Ilya Segalovich, Co-Founder And CTO Of Russian Search Giant Yandex, Dies From Cancer Complications, Aged 48

UPDATE: Yandex’s CEO, Arkady Volozh, has officially announced that Ilya Segalovich has passed away, today, Sunday July 28. (Earlier: Yandex, sadly, announced Segalovich’s death prematurely. A company spokesperson informed media early today that Segalovich is still alive, although on life support in a coma and does not show any brain function.) Again, our thoughts are with his family and friends.

Very sad news this morning for Yandex — “the Google of Russia” — and for the country’s wider technology community: Ilya Segalovich, Yandex’s co-founder and CTO, has passed away from cancer complications. He was 48.

“Ilya had been responding well to cancer treatment before unexpectedly succumbing to complications early this morning,” a spokesperson told TechCrunch.
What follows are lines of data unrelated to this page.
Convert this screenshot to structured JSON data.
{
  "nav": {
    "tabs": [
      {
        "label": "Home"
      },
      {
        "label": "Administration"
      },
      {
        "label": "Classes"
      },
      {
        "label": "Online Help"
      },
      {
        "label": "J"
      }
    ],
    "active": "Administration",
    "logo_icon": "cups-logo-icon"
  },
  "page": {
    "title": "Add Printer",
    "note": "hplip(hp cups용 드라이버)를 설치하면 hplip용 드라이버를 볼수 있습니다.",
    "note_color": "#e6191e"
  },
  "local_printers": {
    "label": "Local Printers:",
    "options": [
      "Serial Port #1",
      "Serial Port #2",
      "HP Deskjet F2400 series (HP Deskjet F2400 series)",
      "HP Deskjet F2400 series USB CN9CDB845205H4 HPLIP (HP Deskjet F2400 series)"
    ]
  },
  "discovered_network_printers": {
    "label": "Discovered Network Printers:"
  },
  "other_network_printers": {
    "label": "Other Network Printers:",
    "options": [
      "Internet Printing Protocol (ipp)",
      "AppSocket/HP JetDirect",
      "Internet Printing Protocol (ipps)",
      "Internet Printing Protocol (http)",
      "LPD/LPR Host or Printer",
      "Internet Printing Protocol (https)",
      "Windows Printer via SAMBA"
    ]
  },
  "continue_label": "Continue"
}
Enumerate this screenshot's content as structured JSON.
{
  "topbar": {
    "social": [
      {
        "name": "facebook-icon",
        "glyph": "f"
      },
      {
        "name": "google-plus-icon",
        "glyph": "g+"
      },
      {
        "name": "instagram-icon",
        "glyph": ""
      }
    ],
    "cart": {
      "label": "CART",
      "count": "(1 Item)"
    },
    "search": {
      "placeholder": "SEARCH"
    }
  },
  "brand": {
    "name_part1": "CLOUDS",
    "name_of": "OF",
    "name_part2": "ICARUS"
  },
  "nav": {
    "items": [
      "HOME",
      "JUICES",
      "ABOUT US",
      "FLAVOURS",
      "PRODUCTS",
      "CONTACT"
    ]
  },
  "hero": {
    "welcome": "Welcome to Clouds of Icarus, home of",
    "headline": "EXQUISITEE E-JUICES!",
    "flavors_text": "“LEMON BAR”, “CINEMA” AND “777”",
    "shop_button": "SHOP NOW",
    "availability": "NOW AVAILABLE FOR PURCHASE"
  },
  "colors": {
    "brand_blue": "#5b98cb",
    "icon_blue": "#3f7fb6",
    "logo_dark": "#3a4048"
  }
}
The official company statement includes a note from Arkady Volozh, the other co-founder and CEO, who was also a friend of Segalovich:

“Ilya was a friend of life and this is a terrible personal loss. Ilya’s contributions to the founding and development of Yandex were invaluable. More importantly, his philanthropic contributions touched many children in need. My thoughts and those of all of the Yandex family are with Ilya’s family at this difficult time. We know that the strong technical team Ilya helped to build will carry on the work Ilya cared so passionately about. Ilya was an encyclopedia in technology and his highest ethical standards has always set the landmark for us all.”

Segalovich and Volozh started Yandex more than 20 years ago, first as a search engine that indexed the Bible and rapidly ramping it up to cover other searching — Yandex, he once told me, was short for “Yet Another Index.” Eventually, that also extended to any networked service under the sun — spanning web search, mapping, mobile, cloud-based storage, mail and much more. Considering that portfolio of products, combined with Yandex’s dominant position in the Russian search market, it was no surprise that it picked up the moniker of “the Google of Russia.”

Throughout all of that growth, the two co-founders remained collaborators and friends. Last year, when I had the privilege of meeting Segalovich, he described how the two had continued to work closely together. “Arkady and I understand each other before others understand us,” he told me. “We sit in the same room, even now.”

Segalovich was the embodiment of that classic, strong combination of super-smart technologist and man with big ideas. Bristling slightly when I brought up the Google comparison, he touted Yandex’s own engineering prowess and earliest moves in search, which predated those of its U.S. counterpart.

The dominance of Google perhaps clipped Yandex’s wings in terms of where Yandex could and would end up taking its products. So, rather than trying to go head-to-head with the company in markets like Europe on products like search, Yandex took another route, looking for market share both in countries that either Google or others like Baidu had not (yet) conquered, and by moving into totally new product areas that were still new enough for others to make headway.

To that end, Segalovich was a strong advocate and champion of Yandex’s extension into new product areas like maps and mobile. (Indeed, even in Russia, Google is a formidable player whose power is growing. Yandex has a 60%+ share of the search market, but Google’s huge win in Android as the smartphone platform to beat in Russia is likely to shift that balance over time. Hence, Yandex’s big push especially into mobile and cloud services. “We are very close to having a full set of Android services,” he told me last year. “We have a great set of all the applications that you need. We have great mail, maps, full solutions and now we have a shell and widgets.” It has, however, yet to launch a full, Android-style OS, and it may never do.)

Segalovich was proud of the 1200+ engineers at Yandex who were responsible for building all of that, although he also admitted to me that he had, like many who move into executive positions, strayed far from being a programmer himself. “I wrote my last line of code four years ago,” he joked last year. “It was heavy C++ and wasn’t that useful.”

He was indeed a very modest, but very brilliant, guy. He will be missed. RIP.